What you need to do — The answer must be one number: how many lines in the data below include the string "Millimeter".

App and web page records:
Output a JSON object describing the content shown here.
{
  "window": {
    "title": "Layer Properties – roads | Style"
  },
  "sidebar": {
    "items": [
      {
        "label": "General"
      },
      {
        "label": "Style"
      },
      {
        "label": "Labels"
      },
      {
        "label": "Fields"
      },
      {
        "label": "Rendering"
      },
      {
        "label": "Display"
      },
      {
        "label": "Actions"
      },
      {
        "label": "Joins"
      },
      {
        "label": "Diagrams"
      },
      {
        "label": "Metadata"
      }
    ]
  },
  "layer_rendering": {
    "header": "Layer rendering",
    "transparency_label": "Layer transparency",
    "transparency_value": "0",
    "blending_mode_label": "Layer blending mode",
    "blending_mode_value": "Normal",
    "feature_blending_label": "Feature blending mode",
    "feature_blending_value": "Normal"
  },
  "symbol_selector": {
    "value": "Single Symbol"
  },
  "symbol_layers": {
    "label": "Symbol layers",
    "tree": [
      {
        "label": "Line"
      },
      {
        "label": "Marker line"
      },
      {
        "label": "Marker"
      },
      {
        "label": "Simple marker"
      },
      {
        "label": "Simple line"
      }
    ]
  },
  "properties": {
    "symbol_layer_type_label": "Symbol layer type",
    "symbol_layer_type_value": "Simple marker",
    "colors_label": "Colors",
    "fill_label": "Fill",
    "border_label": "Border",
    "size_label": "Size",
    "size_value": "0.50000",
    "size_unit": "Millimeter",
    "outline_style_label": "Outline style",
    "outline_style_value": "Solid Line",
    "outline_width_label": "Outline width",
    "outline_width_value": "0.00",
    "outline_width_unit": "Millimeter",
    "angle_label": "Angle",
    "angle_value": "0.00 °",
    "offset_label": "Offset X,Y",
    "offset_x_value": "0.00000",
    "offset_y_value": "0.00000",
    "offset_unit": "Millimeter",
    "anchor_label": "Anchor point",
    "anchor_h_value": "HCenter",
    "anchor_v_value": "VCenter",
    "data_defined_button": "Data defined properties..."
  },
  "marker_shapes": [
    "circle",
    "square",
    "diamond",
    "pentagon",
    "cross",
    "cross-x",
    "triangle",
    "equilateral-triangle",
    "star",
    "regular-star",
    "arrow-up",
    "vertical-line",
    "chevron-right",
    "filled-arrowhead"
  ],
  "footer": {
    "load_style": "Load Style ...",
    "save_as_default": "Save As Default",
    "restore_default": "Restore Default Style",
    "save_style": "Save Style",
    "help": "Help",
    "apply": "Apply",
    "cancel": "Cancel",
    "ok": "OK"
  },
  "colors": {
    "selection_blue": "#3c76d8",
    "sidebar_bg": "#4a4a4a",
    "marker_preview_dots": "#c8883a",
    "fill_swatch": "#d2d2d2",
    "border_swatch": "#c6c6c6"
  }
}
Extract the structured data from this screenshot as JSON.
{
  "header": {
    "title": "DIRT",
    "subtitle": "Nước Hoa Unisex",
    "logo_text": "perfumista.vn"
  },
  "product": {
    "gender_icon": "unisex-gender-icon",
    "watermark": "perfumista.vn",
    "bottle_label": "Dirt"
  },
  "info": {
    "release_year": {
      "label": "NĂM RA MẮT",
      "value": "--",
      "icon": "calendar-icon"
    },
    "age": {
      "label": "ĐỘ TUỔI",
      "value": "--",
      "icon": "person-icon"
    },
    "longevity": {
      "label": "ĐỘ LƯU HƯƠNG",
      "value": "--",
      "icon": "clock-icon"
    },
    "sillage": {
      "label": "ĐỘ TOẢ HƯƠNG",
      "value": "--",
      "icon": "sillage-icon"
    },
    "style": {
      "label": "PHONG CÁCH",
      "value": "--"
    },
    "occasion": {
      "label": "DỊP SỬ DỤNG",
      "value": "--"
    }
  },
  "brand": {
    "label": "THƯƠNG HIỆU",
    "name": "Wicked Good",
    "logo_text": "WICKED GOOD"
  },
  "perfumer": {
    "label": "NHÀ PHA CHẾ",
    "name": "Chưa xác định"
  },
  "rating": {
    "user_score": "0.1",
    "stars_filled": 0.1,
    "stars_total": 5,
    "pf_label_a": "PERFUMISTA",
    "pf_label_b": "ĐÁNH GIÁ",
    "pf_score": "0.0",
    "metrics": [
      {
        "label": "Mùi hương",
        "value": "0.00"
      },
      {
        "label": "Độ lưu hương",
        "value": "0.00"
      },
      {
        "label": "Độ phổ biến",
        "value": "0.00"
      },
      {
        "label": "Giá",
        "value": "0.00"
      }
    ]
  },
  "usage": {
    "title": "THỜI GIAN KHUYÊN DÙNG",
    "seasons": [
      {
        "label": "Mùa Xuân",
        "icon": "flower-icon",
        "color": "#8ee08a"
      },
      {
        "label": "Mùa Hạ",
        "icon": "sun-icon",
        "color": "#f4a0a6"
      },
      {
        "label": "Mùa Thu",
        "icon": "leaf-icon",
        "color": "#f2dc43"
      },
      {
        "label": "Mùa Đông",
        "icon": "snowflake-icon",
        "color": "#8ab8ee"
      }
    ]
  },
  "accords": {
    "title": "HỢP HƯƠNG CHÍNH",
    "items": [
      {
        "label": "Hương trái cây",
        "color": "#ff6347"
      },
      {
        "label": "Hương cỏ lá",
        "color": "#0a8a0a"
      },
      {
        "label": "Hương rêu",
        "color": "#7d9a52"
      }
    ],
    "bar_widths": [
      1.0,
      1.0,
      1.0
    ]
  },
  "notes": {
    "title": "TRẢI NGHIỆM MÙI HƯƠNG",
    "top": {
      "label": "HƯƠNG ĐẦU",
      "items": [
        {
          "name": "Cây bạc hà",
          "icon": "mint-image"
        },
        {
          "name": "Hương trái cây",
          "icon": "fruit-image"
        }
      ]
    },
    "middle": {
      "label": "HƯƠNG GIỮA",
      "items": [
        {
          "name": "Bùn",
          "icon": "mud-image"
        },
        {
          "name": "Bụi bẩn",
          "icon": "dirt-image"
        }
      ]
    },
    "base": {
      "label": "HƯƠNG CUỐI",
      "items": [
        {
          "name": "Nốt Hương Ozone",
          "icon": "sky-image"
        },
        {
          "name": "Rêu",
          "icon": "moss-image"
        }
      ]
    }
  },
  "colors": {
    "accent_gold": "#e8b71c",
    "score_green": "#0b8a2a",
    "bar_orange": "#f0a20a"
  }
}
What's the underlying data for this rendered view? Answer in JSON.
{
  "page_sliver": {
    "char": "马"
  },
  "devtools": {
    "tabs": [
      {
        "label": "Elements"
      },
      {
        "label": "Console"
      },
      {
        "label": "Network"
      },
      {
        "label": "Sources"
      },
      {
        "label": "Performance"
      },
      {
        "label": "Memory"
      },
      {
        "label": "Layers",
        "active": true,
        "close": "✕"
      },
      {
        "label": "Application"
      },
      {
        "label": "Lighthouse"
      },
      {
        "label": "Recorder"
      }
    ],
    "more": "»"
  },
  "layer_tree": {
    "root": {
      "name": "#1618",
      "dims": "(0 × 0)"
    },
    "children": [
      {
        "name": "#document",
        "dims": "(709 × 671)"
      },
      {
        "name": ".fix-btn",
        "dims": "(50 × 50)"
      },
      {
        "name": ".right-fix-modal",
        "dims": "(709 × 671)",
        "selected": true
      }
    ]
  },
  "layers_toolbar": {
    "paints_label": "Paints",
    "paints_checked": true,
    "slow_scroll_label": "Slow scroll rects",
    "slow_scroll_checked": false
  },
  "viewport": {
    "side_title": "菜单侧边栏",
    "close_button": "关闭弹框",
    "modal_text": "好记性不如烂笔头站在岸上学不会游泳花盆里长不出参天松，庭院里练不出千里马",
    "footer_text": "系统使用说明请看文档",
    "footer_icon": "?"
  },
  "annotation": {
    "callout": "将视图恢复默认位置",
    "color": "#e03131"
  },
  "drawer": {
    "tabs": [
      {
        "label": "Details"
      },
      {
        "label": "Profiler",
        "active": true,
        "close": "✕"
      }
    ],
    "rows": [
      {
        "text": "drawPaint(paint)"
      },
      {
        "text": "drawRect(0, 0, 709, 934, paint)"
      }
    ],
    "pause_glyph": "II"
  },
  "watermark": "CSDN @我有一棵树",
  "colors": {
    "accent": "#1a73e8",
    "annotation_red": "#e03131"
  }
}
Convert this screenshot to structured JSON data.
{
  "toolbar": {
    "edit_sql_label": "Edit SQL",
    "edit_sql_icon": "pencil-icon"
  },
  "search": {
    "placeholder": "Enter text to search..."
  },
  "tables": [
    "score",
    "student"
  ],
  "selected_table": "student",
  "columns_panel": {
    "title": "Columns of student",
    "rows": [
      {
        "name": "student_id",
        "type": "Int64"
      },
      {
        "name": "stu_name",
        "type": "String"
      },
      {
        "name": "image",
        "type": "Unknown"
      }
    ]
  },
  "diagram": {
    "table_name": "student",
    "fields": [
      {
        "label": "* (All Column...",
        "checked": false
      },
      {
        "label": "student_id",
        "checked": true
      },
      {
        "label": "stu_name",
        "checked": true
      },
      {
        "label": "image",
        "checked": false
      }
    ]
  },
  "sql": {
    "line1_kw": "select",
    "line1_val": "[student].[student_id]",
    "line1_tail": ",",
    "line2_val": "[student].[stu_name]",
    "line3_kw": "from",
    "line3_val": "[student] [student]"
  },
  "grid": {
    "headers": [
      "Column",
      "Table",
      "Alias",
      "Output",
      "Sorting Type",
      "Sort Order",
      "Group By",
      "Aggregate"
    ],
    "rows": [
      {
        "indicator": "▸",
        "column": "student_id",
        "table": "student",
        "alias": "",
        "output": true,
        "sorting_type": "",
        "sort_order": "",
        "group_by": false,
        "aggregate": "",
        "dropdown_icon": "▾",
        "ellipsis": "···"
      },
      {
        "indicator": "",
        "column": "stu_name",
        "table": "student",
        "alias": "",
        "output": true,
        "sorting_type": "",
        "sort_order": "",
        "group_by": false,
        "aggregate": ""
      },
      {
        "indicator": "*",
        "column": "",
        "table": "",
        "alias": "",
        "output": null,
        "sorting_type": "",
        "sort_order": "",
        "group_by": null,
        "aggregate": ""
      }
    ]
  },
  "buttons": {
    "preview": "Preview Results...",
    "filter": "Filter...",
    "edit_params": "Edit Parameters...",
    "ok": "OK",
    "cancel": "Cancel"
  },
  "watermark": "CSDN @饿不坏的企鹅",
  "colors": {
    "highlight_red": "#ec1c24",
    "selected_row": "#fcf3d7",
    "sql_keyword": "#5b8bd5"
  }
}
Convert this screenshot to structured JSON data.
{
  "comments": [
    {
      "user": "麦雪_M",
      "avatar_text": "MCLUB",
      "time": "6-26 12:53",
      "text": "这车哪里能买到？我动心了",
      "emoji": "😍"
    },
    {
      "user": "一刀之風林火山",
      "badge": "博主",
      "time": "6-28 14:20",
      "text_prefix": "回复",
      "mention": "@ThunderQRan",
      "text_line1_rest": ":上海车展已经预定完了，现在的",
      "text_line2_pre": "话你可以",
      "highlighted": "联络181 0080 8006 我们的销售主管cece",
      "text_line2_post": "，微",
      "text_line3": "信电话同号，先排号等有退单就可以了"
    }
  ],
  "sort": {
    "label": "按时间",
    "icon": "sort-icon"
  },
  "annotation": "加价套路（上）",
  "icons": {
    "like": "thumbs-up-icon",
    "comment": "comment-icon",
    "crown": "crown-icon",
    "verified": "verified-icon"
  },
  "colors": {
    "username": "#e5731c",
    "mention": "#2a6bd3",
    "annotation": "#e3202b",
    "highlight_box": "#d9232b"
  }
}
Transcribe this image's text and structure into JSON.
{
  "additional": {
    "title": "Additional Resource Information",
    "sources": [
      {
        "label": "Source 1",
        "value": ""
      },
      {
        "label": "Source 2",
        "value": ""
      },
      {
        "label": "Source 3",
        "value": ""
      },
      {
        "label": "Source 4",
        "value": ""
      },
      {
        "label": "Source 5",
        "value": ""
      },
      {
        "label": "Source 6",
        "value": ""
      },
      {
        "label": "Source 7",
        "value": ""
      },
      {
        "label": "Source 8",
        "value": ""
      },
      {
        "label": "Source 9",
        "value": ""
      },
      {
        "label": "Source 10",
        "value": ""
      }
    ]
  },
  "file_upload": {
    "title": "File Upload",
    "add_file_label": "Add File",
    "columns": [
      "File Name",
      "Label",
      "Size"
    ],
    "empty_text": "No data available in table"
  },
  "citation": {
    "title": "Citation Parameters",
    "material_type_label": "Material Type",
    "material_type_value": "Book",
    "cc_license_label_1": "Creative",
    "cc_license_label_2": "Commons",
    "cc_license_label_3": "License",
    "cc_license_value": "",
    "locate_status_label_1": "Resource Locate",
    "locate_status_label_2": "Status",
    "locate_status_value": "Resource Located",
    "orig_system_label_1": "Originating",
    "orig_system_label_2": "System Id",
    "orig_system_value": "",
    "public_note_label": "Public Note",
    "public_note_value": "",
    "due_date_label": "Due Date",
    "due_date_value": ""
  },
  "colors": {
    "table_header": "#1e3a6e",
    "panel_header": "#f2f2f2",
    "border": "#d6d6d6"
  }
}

Exercise result — 3